He always helps put the vegetable waste into a bowl for the compost pile and takes the needed ingredients out of the refrigerator for me. I keep him busy with tasks and have a chair set up at the counter opposite the stove, so there's no risk of him getting burned.

When he's all done with his "cooking" he stands on his chair and says, "Momma, I'm going to watch you cooking!"

RJK
08-23-2008, 06:55 PM
My son does most of the cooking in his household (he used to be a chef), they have a complete miniature kitchen set up next to the real kitchen where his sons (both under 5) cook right along with dad.

Tsu Dho Nimh
08-23-2008, 08:08 PM
I was playing "nanny" for several months because my sister was laid up with a back injury, and had a 4-year oldand an 11-month old.

My niece ... barely toddling at about 11 months ... loved to play in the kitchen cupboards. I carefully moved all the heavy things to the upper shelves and stocked the lower shelves of the pantry with plastic containers, small canned goods and small boxes like raisens and pudding mix. She would happily spend an hour or so happily moving things around, stacking and unstacking things, taking an occasional sip from her water cup.

It didn't occur to me that she might have the hand strength to open the boxes. She did! She also had a serious craving for raisins ... and as far as we could figure out, when one of the boxes yielded the glorious golden treats, she systematically opened all the boxes and discarded the ones without raisins.

I had been keeping one ear out for her, heard the usual happy "playing in the kitchen" noises for about half an hour, and had an occasion to go into the kitchen.

OMG!!!! There sat a very happy toddler, surrounded by gutted boxes. Her entire body was encrusted with varicolored pudding and jello mixes, studded with raisins. She had poured her water onto the floor and was fingerpainting and "splatting" her gaudy mud pie mix. Unfortunately, there was no film for the camera.

I held her under the shower while my sister scrubbed her down ... and the raisins did unmentionable things to her digestive system for a couple of days.


************
Her brother, the 4-year old, was very good about helping me mix things, decorating the salad with precisely placed tomato slices, unloading the dishwasher, and even setting the table although he had to climb on a kick-stool to do it. He took a lot longer than I would have, but he was having somuch fun doing it. (His wife now appreciates his kitchen skills)

He loved to help with the trash- had a huge Tonka garbage truck he ran to all the wastebaskets, emptied one into the truck and made a run back to the kitchan trash ... lots of activity out of each wastebasket. :)

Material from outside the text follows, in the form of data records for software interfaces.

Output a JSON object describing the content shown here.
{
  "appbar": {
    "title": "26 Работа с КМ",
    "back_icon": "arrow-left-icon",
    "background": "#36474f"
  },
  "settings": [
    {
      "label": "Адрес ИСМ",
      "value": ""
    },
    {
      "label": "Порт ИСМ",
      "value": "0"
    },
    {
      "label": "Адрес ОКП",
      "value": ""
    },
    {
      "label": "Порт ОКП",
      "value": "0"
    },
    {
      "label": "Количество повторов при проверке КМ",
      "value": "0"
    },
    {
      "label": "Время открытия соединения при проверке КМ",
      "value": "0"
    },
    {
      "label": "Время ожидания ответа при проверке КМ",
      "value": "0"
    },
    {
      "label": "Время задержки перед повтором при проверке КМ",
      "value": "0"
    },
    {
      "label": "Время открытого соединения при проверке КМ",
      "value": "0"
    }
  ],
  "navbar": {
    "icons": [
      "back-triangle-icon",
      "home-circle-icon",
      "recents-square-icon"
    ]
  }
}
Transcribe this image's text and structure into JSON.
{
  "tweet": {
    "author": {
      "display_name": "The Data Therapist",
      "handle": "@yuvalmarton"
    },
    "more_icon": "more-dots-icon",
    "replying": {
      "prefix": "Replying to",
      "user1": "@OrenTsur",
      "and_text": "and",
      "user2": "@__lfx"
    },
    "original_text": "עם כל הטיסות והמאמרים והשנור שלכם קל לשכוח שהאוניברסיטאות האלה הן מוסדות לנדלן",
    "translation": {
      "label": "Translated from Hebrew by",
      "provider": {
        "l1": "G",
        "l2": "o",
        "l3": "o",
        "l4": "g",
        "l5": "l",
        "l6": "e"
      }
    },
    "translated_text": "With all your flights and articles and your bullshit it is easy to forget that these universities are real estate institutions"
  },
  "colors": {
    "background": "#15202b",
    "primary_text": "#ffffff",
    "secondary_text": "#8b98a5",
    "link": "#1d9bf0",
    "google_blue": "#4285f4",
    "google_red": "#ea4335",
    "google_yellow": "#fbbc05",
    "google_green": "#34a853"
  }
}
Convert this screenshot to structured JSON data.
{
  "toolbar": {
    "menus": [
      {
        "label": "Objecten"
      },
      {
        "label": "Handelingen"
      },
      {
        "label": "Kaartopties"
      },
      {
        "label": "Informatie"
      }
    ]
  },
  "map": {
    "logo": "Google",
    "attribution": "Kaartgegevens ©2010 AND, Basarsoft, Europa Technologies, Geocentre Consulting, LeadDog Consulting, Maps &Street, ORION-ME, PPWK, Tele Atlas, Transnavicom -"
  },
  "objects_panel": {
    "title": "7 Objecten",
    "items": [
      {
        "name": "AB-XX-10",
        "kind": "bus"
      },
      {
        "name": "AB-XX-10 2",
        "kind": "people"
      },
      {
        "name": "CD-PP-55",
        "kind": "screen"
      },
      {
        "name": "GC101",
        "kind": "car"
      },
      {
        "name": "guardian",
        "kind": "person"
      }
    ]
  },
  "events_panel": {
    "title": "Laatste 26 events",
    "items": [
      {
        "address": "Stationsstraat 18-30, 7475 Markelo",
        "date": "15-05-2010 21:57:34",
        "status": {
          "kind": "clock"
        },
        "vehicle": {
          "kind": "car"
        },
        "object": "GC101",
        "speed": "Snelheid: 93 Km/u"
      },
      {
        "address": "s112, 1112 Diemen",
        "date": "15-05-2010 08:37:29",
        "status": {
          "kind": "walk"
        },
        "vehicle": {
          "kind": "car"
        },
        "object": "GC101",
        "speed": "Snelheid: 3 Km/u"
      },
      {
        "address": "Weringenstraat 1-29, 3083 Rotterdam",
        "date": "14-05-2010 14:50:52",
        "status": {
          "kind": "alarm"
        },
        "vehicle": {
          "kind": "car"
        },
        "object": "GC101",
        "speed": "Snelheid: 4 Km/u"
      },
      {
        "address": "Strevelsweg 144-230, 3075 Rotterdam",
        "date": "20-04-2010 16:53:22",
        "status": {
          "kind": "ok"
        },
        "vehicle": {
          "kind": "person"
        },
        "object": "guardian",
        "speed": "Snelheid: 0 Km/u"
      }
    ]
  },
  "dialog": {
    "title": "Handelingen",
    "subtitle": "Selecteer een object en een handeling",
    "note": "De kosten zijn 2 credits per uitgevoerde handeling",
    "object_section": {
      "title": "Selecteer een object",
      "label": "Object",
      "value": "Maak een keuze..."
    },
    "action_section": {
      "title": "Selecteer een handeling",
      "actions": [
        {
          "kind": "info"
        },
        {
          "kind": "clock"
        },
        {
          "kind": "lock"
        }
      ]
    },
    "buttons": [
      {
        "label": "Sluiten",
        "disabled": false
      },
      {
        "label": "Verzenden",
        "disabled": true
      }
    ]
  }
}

CathyB
08-24-2008, 12:20 AM
Hey, Lisa! I wanted to tell you that Pillsbury used to offer a kids' cooking set that was so cute! My kids had them, and I still keep them in the drawers because they're well made and just kind of near. You could check Pillsbury to see if they still offer that set. I know a lot of good kids' cook books are out there, too, which might be a nice sidebar for a longer article, or a little mention in a shorter one.

Snowstorm
08-24-2008, 03:04 AM
No kids, but it reminds me of the time my four-year-old niece wanted to help me bake a cake. I gave her an egg to hold and told her, "Now, don't drop it."

She nodded a very solemn nod, and held the egg so tight she squished the egg!

Life's little pleasures.